COP-OUT is a ridiculous title… the film’s other name, STRANGER IN THE HOUSE, is generic but acceptable. This is the sole film directed by Bulgarian producer-writer Pierre Rouve (BLOW-UP), and he hasn’t quite got the hang of the job — some of the results are fun, though.
The cast is a trivia quiz entry in the making — what film stars James Mason, Geraldine Chaplin, Ian Ogilvy and Bobby Darin? And based on a novel by Georges Simenon? Mason plays an alcoholic lawyer enticed, like Paul Newman in THE VERDICT, to take on one last case. This one involves his daughter’s boyfriend as murder suspect.
James Mason gives one of his greatest line readings —
The father-daughter relationship is the heart of the film, and Mason holds up his end just as you’d expect. His character is incapable of expressing affection, which has resulted in his wife leaving him and his daughter despising him. Mason relishes the character’s acerbic speeches and air of loathing, both self-directed and more extrovert. Unfortunately, Chaplin is flat and clichéd, the worst I’ve ever seen her. It does seem like the director is pushing his cast to telegraph their characters’ emotions as blatantly as possible. Mason and some of the others (Yootha Joyce!) can triumph over this, but the younger players struggle.
Chief among these is Ogilvy, actually pretty interesting as a character written as impotent but obviously played as gay. The Oge, as I call him, often tends to struggle for either sympathy or interest, even in his most celebrated film, WITCHFINDER GENERAL, but here he has a genuine ROLE for once, where he doesn’t have to worry about being liked and he’s actually got something to play. He’s great! Somebody you actually look forward to seeing in his next bit.
Bobby Darin, on the other hand, is rather fascinatingly awful. I always had a theory crooners could automatically act (Sinatra, Dino, something to do with a mastery of words which rock stars lack), but this guy doesn’t seem to have a natural aptitude. An unnatural inaptitude might be more like it, and again, the blame may really lie with the director. “If you start by asking for effects, effects is all you’ll get,” the great Dudley Sutton told me on my first film. Darin plays his character, a criminal sailor, as a rather loose impersonation of Frank Gorshin’s impersonation of Burt Lancaster. The result is that he seems to be pretending to be an American, rather than actually being one, which should have been easy enough…
Rouve livens things up with modish costumes and visuals, including white-painted flashbacks which are visually rather delightful but all wrong for Simenon’s glum tale. The theme, of a distant father reconnecting with his estranged child, has horrible resonance with the great tragedy of Simenon’s life, which culminated in a phone call —

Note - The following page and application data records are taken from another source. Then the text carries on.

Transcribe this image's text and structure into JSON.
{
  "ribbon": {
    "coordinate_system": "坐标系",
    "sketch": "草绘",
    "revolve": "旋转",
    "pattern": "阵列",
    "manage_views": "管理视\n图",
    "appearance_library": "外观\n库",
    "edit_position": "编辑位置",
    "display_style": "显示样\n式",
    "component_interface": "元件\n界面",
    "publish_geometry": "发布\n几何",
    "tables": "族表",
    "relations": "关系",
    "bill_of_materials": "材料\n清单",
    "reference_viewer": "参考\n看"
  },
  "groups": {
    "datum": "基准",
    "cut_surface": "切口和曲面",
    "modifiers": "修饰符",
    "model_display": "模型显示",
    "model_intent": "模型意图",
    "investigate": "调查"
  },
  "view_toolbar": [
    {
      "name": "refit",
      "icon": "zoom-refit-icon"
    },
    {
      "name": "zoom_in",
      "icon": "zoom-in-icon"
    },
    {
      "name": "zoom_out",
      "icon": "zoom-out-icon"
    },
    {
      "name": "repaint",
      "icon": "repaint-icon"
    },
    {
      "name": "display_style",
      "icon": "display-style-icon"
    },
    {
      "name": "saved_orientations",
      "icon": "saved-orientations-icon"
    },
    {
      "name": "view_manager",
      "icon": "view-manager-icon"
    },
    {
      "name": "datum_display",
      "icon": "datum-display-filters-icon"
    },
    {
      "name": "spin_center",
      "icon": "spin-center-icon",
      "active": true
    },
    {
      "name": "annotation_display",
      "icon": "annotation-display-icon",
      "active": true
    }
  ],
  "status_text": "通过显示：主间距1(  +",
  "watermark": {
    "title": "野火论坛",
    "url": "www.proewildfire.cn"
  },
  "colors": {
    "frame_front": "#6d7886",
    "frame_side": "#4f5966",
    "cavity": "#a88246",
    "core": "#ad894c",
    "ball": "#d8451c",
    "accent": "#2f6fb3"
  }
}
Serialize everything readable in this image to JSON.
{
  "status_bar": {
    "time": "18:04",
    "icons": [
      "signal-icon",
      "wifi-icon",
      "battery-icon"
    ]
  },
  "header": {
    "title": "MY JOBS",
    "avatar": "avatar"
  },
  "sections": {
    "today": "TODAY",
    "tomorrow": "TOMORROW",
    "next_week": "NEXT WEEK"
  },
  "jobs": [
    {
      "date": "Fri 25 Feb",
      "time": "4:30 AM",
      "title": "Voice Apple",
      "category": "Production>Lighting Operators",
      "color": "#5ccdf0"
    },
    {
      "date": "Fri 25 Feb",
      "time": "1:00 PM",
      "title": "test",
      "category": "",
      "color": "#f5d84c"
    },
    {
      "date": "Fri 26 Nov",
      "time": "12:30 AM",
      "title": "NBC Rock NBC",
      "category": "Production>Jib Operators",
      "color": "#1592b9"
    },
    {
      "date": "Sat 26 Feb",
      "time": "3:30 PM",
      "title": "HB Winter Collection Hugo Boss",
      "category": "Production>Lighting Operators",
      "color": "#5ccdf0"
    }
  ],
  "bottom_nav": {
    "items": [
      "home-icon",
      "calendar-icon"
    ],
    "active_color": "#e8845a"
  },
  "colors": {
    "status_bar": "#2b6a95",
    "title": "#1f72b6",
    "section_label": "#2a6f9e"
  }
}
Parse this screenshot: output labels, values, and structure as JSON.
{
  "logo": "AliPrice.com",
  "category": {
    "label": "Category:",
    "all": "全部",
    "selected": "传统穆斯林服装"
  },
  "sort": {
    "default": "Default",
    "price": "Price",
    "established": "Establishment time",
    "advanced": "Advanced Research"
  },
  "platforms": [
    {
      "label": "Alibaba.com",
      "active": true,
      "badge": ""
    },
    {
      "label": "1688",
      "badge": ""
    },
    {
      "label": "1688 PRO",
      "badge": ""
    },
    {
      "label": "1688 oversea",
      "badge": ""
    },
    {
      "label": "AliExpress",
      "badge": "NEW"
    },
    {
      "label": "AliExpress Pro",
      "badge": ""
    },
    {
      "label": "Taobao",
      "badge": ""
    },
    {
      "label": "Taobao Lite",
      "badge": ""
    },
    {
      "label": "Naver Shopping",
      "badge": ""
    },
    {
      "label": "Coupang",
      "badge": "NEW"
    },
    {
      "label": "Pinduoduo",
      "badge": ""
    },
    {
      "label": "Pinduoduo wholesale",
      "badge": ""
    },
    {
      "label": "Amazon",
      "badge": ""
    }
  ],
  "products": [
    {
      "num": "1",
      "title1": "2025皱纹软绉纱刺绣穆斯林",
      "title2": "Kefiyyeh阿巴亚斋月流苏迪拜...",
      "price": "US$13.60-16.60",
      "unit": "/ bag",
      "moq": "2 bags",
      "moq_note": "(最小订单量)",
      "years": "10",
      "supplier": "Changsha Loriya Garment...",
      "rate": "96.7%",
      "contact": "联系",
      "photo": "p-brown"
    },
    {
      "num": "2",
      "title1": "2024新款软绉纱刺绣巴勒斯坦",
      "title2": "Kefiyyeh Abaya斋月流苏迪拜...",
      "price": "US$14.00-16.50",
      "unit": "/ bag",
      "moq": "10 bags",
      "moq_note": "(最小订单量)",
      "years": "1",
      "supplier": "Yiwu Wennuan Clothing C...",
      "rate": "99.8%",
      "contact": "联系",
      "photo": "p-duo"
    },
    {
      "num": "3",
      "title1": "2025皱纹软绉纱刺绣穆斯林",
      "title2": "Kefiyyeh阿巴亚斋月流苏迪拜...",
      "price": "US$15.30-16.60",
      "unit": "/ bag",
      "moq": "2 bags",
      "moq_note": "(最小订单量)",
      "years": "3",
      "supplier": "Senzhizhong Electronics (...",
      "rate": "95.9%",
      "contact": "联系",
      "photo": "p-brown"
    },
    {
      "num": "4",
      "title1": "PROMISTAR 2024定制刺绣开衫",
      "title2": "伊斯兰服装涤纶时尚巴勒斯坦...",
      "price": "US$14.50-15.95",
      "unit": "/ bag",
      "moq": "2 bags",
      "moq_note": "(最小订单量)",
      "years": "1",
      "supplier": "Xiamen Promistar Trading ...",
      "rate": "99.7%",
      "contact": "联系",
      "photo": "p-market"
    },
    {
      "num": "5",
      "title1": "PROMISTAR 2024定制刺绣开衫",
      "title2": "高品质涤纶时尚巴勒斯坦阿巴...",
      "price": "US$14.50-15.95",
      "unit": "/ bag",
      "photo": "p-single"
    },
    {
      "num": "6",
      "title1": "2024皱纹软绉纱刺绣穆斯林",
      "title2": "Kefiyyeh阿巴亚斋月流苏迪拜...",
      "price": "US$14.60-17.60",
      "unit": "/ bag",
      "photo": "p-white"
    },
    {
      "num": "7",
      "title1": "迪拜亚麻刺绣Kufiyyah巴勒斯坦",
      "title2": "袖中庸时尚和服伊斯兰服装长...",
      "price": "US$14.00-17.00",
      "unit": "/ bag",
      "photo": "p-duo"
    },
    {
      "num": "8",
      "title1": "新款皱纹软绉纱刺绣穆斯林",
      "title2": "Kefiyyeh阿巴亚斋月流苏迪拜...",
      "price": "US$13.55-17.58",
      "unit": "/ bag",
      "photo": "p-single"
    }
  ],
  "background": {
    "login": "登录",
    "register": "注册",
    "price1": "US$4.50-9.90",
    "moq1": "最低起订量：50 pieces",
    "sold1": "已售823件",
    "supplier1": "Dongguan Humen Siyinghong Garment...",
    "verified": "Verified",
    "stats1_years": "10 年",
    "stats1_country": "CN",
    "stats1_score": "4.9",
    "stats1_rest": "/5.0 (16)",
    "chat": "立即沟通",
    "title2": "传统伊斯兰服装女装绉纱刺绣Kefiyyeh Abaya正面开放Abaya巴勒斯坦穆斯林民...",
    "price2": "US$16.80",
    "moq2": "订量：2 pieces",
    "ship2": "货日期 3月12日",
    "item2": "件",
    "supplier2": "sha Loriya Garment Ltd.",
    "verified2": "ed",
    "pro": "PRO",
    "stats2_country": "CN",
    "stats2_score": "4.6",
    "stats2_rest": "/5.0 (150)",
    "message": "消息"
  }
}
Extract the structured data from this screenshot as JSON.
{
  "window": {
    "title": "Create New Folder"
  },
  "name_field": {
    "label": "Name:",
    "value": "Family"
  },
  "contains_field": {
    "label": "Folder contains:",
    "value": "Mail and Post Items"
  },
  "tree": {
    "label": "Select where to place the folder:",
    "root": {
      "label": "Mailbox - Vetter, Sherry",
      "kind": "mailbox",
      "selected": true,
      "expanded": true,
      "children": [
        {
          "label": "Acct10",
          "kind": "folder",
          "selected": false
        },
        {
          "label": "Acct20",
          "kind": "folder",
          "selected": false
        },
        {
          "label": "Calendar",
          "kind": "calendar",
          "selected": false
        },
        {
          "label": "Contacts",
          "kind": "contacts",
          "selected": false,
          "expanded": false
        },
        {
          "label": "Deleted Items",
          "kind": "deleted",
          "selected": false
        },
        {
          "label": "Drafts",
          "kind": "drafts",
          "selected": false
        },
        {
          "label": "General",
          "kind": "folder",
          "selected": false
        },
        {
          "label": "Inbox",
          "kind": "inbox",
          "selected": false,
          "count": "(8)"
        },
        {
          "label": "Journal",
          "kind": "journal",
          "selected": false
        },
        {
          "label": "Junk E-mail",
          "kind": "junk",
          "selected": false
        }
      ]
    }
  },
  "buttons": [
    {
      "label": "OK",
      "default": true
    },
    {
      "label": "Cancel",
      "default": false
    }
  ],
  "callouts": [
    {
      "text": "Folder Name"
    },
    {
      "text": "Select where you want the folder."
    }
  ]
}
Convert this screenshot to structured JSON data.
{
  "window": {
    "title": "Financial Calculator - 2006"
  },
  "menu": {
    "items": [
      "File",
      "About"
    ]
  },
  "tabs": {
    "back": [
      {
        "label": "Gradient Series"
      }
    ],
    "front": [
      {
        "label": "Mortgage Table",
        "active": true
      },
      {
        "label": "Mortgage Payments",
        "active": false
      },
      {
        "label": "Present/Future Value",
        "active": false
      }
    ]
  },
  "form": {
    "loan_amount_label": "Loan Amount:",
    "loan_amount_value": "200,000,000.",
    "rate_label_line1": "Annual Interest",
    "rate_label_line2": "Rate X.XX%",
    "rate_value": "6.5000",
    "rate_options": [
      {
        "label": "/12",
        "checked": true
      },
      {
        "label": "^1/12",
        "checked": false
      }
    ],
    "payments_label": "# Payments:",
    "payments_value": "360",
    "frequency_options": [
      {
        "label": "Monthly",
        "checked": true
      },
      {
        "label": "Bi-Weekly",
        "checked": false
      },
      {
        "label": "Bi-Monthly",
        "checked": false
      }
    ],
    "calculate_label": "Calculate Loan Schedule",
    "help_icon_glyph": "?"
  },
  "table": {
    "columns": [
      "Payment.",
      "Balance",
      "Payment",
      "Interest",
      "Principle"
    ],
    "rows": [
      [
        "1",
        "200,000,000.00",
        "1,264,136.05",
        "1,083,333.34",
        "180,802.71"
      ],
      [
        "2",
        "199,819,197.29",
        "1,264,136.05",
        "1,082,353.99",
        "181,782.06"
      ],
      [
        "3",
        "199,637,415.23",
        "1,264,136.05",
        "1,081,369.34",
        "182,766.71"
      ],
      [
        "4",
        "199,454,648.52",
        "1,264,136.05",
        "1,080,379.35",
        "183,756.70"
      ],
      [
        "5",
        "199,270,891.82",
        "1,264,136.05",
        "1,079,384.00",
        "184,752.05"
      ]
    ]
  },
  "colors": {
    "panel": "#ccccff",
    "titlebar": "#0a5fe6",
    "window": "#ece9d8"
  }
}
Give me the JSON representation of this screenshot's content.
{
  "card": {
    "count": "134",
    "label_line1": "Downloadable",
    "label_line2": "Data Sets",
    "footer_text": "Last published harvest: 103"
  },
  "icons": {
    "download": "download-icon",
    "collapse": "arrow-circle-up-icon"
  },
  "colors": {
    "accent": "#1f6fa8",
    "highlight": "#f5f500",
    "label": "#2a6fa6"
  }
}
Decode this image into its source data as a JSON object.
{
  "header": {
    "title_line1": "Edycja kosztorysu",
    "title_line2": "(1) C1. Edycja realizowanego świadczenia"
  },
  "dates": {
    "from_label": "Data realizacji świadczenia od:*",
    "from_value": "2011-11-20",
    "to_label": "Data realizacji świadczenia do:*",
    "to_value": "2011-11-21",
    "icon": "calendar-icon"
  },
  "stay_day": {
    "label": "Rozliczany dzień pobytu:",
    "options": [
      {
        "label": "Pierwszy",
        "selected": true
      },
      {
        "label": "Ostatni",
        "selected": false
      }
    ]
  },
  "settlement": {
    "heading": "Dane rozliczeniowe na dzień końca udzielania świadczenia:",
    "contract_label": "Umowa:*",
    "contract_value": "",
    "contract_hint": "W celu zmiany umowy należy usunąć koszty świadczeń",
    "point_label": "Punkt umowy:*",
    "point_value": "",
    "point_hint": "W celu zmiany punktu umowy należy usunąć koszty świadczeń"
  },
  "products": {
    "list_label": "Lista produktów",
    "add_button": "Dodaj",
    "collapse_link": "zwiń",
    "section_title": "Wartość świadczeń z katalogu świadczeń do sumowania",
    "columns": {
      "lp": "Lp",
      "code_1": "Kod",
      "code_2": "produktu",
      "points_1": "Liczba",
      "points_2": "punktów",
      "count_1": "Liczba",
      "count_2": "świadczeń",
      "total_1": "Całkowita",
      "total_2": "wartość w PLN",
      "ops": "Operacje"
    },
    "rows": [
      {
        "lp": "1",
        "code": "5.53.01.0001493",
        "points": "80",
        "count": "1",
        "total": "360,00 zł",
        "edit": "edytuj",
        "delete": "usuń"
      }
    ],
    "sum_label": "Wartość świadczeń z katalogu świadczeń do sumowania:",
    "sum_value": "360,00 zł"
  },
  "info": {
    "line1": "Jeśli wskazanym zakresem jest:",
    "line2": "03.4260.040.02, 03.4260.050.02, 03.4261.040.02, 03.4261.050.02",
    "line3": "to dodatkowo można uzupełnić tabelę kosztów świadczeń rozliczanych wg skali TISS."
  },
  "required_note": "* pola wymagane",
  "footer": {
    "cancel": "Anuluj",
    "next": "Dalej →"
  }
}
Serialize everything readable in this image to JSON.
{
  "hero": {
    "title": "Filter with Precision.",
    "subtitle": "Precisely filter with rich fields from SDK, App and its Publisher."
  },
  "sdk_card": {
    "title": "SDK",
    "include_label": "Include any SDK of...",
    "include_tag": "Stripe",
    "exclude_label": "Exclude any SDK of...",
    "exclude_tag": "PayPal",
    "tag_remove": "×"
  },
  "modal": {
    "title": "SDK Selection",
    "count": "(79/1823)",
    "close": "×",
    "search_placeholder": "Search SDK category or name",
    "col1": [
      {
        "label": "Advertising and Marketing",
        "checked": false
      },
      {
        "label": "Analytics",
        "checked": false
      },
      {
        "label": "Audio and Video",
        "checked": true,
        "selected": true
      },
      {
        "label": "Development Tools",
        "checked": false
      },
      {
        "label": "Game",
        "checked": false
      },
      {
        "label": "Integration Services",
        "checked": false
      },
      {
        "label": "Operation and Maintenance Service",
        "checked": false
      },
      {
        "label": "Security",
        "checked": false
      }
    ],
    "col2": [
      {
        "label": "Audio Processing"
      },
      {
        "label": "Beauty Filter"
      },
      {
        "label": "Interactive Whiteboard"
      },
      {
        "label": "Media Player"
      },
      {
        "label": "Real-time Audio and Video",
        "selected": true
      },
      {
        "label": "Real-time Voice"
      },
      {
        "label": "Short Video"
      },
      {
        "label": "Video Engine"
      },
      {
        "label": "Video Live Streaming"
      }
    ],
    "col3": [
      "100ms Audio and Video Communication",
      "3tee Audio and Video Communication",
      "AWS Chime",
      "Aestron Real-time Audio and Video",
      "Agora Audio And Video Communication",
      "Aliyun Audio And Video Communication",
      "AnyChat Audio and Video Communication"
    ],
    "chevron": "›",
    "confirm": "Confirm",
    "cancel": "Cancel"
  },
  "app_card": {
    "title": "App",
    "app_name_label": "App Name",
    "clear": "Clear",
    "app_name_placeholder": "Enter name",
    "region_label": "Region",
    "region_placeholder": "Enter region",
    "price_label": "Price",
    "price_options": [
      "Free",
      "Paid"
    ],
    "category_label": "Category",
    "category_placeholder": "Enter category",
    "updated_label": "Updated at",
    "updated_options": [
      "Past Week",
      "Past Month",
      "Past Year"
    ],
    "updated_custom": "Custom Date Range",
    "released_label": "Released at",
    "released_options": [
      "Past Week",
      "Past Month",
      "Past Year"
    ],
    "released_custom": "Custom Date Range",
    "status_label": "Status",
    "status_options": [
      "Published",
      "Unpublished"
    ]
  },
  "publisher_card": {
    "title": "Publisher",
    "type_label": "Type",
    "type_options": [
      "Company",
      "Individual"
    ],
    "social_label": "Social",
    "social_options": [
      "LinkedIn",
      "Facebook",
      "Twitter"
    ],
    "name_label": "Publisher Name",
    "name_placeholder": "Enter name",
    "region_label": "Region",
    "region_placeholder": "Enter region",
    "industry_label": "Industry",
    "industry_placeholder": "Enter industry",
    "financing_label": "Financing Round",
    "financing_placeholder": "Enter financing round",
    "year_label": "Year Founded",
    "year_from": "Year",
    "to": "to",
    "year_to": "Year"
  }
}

“Tell me that you love me.”
“I love you, my daughter.”
“No. Tell me you love me.”
Pause. Muffled gunshot.
With that background, the story should be emotionally raw and riveting, but it only glances against the kind of drama it should have embraced. Still, the various elements, effective or otherwise, are all interesting at least.